In the early hours of June 6, 1944, waves of allied troops set off from Portsmouth, England and the surrounding area to begin the air, sea and land assault on Normandy that ultimately led to the liberation of Western Europe from the Nazis.
By that time, Soviet forces had been fighting Germany in the east for almost three years and Kremlin chief Josef Stalin had urged British Prime Minister Winston Churchill to open a second front.
The invasion, codenamed Operation Overlord and commanded by US General Dwight D Eisenhower, remains the largest amphibious assault in history and involved almost 7,000 ships and landing craft and 156,000 troops along an 80km stretch of the French coast.
Shortly after midnight, 24,000 paratroopers were dropped. Then came the naval bombardment of German positions overlooking the shore. Then the infantry arrived on the beaches.

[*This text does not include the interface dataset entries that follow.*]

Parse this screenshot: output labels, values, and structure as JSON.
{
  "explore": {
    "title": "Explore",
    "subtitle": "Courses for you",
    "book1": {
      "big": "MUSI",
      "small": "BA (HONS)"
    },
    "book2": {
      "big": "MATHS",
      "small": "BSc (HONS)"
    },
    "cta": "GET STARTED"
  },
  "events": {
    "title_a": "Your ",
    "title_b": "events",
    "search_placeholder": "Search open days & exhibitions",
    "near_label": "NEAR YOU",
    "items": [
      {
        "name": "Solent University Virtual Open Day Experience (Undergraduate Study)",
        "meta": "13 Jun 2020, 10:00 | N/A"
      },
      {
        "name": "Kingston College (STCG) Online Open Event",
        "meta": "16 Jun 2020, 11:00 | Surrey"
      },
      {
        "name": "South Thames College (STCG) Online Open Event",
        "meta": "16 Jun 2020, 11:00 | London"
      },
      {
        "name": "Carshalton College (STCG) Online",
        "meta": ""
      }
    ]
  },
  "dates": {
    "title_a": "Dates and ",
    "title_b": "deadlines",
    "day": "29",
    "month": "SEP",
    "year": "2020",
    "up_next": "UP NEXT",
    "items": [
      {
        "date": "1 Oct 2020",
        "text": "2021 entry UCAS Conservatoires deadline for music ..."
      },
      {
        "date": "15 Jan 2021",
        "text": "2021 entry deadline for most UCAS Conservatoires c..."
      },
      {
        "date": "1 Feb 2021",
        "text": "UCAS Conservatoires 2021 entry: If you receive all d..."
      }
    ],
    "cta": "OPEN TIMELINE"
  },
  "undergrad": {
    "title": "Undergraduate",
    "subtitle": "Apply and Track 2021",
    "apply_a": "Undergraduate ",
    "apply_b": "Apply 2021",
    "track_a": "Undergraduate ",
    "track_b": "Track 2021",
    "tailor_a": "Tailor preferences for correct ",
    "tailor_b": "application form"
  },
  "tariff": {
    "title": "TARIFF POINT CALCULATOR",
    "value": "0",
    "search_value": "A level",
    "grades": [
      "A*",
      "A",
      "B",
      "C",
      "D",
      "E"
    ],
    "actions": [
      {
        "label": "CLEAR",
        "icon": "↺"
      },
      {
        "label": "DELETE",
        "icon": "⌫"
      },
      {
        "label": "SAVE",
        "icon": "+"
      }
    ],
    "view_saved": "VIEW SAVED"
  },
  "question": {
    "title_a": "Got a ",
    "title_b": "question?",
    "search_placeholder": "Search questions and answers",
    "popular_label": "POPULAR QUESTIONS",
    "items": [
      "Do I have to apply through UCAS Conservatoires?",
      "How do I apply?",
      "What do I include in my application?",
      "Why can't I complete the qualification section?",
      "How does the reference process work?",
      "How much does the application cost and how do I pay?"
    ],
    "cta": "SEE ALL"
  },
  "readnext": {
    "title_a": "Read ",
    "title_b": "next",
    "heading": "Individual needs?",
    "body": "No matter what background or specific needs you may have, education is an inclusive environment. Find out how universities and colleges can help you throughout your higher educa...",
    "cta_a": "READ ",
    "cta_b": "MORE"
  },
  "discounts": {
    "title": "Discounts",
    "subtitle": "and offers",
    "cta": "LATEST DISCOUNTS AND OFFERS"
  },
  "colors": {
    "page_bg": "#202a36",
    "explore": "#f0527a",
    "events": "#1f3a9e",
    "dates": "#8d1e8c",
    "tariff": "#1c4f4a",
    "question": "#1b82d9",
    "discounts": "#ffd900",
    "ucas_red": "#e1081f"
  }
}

Mostly American, British and Canadian men, some just boys, waded ashore as German soldiers tried to kill them with machine guns and artillery. Survivors say the sea was red with blood and the air boiling with the thunder of explosions. More than 4,000 of the invading soldiers were killed that day, with estimates that between 4,000 and 9,000 Germans died.